As an advisor pre/post- the 2008 financial crisis and throughout subsequent periods of market volatility (such as 1994, wars, terrorist events, Brexit, you name it), when working with a new client I am regularly surprised by how often they do not have a handle on what is in their portfolio and/or purposes of an asset allocation or lack thereof.
During periods like the one we are in now, we watch television pundits that depending on the channel/time of day, are either predicting total market chaos, or a continuation of an extended bull market. Inevitably, it can create a lot of stress and confusion for an investor (and some financial advisors). In the end, investing should have the intended goal of creating “peace of mind” that a person(s) is on track so that they can breathe easier® (shameless plug), feel okay when they turn on the news and can live their lives the way they want to.
Knowing What You Own and Why You Own It – is always valuable because if the strategy is well thought out, and aligns with your time horizon and goals, it will go a long way to helping reduce stress and to gain the benefits of strategies working for you, versus against you. Capital One, the credit card company, has a good tagline, “What’s in your wallet?” I wonder, do you know what is in your portfolio and it’s purpose?

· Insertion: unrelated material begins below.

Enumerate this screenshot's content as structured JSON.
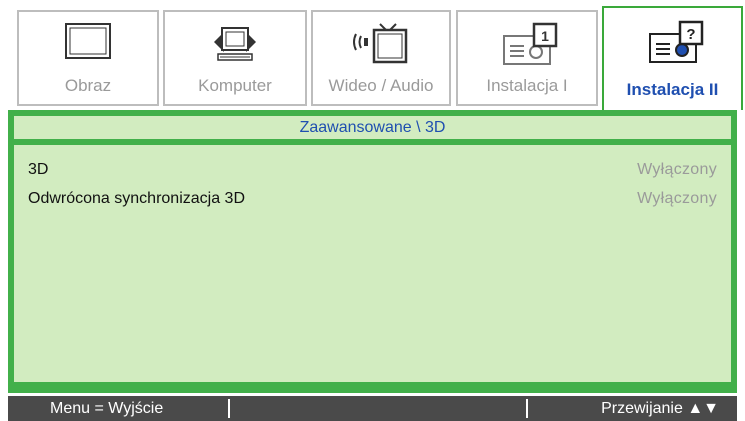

Once in a while a new client will say something like: “Hey Mark, I don’t intend to operate on my own brain or change my own oil, that’s what I have you for and I’m not interested in knowing all the intricacies of my portfolio.” I view this as a compliment and appreciate the fact they trust my judgement, I truly do. Many times however, the clients that are resistant to education are commonly the most stressed and operate more from emotions versus staying the course. Having an understanding of how different allocations and strategies can weather different market cycles is an important step. This is why clients do so much better while working with a financial advisor as opposed to doing it on their own. Some studies suggest a relationship with a financial advisor can boost returns as much as 3%. (Study 1, 2)
What’s a Bad Financial Product?
I feel the regulators have done an excellent job protecting the consumer, for the most part. As an advisor, it is true, I spend a lot of time speaking with clients about what not to buy (too many to list here). The ideas my clients are presented with are endless. When looking at investment vehicles, I am often asked if XYZ product is bad, or if they have read or heard somewhere to stay away from “X”. In my experience, the real issue is often that problems typically arise when XYZ product does not match the goal or time horizon, thereby defeating what the strategy and product was designed to accomplish. The strategy could be inflexible for long periods of time, creating extra costs to unwind (fees, taxes, etc.).
Tying this all together and understanding that even a little knowledge base is a good investment in yourself. It is important to collaborate with your advisor to get the results you deserve and reduce stress for when and if the next investment winter arrives because we know history has a way of repeating itself.